• Information given:
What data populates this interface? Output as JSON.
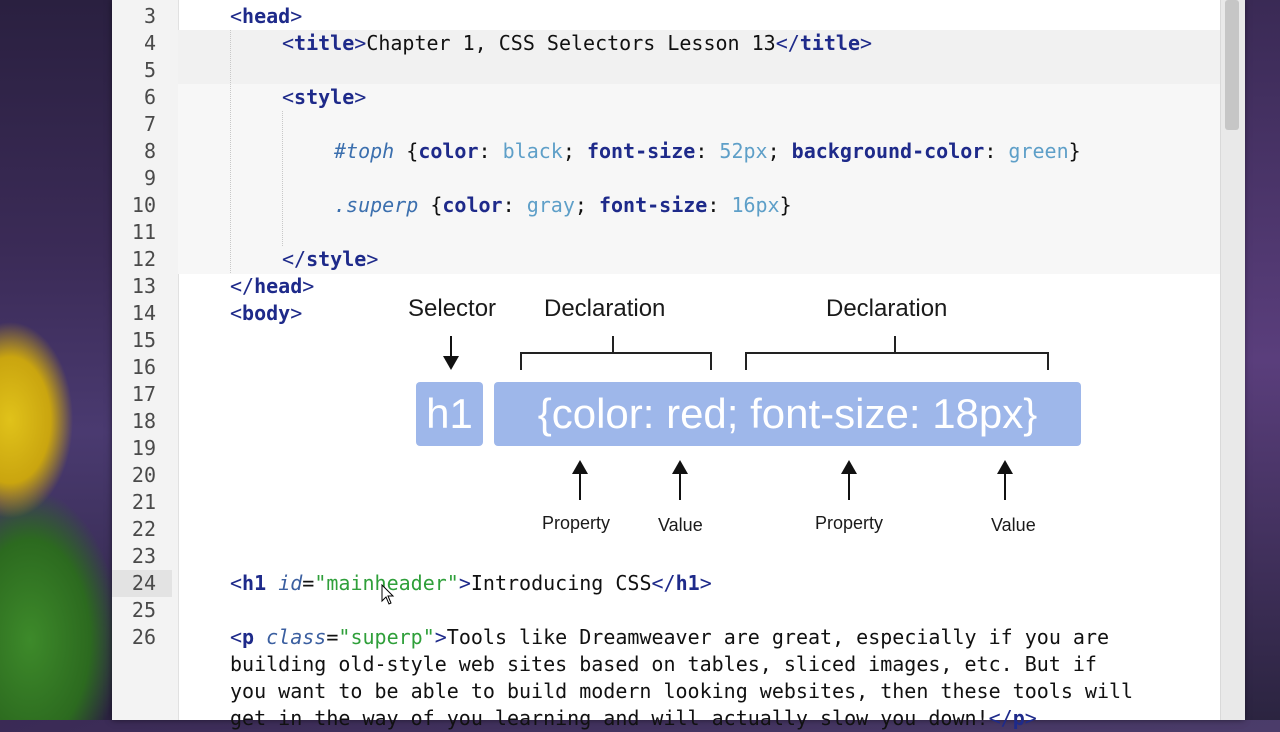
{
  "editor": {
    "lines": [
      {
        "num": "3",
        "code": "<head>"
      },
      {
        "num": "4",
        "code": "<title>Chapter 1, CSS Selectors Lesson 13</title>"
      },
      {
        "num": "5",
        "code": ""
      },
      {
        "num": "6",
        "code": "<style>"
      },
      {
        "num": "7",
        "code": ""
      },
      {
        "num": "8",
        "code": "#toph {color: black; font-size: 52px; background-color: green}"
      },
      {
        "num": "9",
        "code": ""
      },
      {
        "num": "10",
        "code": ".superp {color: gray; font-size: 16px}"
      },
      {
        "num": "11",
        "code": ""
      },
      {
        "num": "12",
        "code": "</style>"
      },
      {
        "num": "13",
        "code": "</head>"
      },
      {
        "num": "14",
        "code": "<body>"
      },
      {
        "num": "15",
        "code": ""
      },
      {
        "num": "16",
        "code": ""
      },
      {
        "num": "17",
        "code": ""
      },
      {
        "num": "18",
        "code": ""
      },
      {
        "num": "19",
        "code": ""
      },
      {
        "num": "20",
        "code": ""
      },
      {
        "num": "21",
        "code": ""
      },
      {
        "num": "22",
        "code": ""
      },
      {
        "num": "23",
        "code": ""
      },
      {
        "num": "24",
        "code": "<h1 id=\"mainheader\">Introducing CSS</h1>"
      },
      {
        "num": "25",
        "code": ""
      },
      {
        "num": "26",
        "code": "<p class=\"superp\">Tools like Dreamweaver are great, especially if you are"
      },
      {
        "num": "",
        "code": "building old-style web sites based on tables, sliced images, etc. But if"
      },
      {
        "num": "",
        "code": "you want to be able to build modern looking websites, then these tools will"
      },
      {
        "num": "",
        "code": "get in the way of you learning and will actually slow you down!</p>"
      }
    ],
    "current_line": "24"
  },
  "diagram": {
    "selector_label": "Selector",
    "declaration_label_1": "Declaration",
    "declaration_label_2": "Declaration",
    "selector_box": "h1",
    "declaration_box": "{color: red; font-size: 18px}",
    "property_label_1": "Property",
    "value_label_1": "Value",
    "property_label_2": "Property",
    "value_label_2": "Value",
    "box_color": "#9eb7ea"
  }
}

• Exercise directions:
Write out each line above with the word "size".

• Answer space:
        "code": "#toph {color: black; font-size: 52px; background-color: green}"
        "code": ".superp {color: gray; font-size: 16px}"
    "declaration_box": "{color: red; font-size: 18px}",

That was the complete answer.